Samuel said this one was the fruitiest one of the bunch, but to be honest, the fruits on the Bển Tre 78% were better. They were only competing with bitterness. The fruits compete with too much sour on this bar so it's hard to focus on them. But I will say, just for a second, I got some jamminess (probably not a real word), a split second of the taste of grapes. The wood flavors and char add a nice depth and something great in the bar than just the strong bitterness.
The texture was much nicer than the Bển Tre though. Much smoother. Same melt-time, same creaminess that opens up in the center, but not hard like the others. None of the drying chalkiness observed on the other bar.

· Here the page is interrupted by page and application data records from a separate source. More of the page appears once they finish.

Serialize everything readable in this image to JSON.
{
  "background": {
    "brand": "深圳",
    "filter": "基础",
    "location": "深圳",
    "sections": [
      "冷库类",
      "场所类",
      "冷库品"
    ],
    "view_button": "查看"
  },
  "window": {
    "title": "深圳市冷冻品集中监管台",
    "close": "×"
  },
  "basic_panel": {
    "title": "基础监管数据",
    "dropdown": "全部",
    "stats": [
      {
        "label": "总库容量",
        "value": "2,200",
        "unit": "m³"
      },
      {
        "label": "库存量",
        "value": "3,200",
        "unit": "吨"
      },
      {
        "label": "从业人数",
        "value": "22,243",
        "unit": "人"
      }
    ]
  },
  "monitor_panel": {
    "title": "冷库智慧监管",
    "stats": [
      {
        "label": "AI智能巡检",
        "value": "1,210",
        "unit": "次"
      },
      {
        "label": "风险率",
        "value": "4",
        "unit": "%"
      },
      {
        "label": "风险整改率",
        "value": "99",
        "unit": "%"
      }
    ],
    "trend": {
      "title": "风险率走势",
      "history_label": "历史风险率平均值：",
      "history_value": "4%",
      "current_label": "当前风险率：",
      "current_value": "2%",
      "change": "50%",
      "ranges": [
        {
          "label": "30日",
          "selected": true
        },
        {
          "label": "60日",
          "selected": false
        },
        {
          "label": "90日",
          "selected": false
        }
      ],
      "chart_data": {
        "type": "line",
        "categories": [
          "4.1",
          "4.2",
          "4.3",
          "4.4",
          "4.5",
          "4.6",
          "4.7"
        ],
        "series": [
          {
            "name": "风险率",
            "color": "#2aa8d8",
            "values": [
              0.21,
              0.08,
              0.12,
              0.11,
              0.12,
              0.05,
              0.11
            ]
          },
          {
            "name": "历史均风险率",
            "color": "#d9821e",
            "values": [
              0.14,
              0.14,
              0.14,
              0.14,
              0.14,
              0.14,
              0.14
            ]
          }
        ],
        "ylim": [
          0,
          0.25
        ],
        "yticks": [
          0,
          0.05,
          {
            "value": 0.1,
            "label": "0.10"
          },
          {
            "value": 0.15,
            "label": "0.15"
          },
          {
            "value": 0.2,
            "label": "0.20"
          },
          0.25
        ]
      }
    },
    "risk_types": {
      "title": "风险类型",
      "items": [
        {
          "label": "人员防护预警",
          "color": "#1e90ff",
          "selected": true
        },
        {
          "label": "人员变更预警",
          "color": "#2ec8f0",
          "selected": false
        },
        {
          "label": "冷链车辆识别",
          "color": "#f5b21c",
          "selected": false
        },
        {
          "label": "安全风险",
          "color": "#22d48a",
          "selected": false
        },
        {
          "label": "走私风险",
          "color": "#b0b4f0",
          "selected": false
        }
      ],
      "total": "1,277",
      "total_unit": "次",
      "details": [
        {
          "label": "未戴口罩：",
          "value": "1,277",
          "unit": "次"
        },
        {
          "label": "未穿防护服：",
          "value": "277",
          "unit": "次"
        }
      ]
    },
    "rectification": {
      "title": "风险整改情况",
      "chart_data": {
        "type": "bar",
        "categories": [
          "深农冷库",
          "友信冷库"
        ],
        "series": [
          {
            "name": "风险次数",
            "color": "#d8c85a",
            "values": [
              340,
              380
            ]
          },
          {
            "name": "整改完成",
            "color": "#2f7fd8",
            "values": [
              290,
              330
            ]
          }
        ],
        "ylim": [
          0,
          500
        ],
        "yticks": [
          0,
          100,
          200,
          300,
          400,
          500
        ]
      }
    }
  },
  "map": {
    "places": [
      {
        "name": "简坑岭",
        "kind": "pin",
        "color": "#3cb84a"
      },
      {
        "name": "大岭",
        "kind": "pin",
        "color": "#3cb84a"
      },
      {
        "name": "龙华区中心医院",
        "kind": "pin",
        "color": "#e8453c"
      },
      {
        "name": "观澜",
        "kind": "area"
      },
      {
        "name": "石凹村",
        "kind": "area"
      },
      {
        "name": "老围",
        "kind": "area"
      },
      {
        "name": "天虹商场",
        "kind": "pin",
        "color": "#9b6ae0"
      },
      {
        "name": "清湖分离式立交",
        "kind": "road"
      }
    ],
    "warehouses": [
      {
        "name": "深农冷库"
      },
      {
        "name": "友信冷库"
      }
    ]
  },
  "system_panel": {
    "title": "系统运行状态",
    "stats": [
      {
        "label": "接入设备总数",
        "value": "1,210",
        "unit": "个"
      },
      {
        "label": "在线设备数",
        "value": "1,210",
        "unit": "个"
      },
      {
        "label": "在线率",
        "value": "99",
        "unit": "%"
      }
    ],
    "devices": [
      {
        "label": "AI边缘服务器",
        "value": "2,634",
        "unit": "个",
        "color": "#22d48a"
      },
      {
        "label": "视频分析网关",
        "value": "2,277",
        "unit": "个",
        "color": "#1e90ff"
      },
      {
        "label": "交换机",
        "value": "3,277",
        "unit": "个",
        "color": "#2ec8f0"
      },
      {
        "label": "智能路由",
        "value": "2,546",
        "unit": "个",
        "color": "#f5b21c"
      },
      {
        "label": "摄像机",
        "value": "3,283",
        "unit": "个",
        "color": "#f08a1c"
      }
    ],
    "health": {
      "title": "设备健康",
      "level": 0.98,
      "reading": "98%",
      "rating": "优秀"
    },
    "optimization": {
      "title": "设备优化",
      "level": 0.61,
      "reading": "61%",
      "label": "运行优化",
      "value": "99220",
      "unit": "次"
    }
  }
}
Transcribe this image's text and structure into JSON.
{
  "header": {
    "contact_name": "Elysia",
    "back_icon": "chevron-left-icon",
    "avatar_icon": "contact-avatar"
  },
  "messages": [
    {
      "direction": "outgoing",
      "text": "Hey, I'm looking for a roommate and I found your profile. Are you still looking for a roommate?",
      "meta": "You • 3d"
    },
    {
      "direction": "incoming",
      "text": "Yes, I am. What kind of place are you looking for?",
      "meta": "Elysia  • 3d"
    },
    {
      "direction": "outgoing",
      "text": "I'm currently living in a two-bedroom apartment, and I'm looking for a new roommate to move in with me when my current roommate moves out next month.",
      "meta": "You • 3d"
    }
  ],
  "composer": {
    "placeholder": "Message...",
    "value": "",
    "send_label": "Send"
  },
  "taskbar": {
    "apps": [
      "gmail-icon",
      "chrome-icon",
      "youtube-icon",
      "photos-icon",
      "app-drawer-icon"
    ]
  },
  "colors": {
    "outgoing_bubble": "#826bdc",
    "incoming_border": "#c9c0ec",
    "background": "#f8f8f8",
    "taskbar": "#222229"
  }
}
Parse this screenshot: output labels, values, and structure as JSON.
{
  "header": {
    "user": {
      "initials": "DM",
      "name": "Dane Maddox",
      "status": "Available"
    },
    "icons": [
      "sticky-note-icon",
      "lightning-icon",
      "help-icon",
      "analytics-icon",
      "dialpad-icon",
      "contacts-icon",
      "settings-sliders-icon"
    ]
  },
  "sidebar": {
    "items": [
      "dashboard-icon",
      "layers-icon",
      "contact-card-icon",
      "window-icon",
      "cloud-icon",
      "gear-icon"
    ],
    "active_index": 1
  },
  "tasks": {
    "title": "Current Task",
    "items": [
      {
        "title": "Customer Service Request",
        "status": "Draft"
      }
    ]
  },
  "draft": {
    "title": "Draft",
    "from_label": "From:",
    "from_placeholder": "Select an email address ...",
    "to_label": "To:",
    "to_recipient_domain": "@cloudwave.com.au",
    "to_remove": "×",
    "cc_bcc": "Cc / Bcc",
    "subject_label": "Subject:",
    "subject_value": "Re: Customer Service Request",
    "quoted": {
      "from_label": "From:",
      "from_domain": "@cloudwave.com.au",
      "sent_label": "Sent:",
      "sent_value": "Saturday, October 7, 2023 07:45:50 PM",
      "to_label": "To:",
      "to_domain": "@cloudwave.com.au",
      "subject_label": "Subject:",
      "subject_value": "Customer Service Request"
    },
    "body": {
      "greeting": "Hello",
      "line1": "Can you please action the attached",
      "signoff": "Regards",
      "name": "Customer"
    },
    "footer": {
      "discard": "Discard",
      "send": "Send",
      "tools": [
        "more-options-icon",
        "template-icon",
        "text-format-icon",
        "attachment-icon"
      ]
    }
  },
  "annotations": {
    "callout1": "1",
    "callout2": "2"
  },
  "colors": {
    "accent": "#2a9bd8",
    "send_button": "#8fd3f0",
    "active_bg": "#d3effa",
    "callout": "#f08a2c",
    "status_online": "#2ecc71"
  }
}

This bar hits all the technical marks, but the acidity and sourness is just too much for me personally. It's still good chocolate, but I would say it's the least favorite for me out of the group. The Dồng Nai 72% wa by far the best. Really interesting chocolate, all 4 bars. Each very different than one and other and the regions the beans are coming from are not very far apart from one and other
Marou has proved to be a great new company with a very unique perspective by actually living in the jungles where their beans are sourced from. I hope to see more of their presence in the U.S. But I know a certain Bangkok chef eagerly awaiting his chance to try something sourced pretty much locally from his point of view. I patiently await Bangkok street-food and S.E. Asian chocolate fusion dishes......
Final Score: 91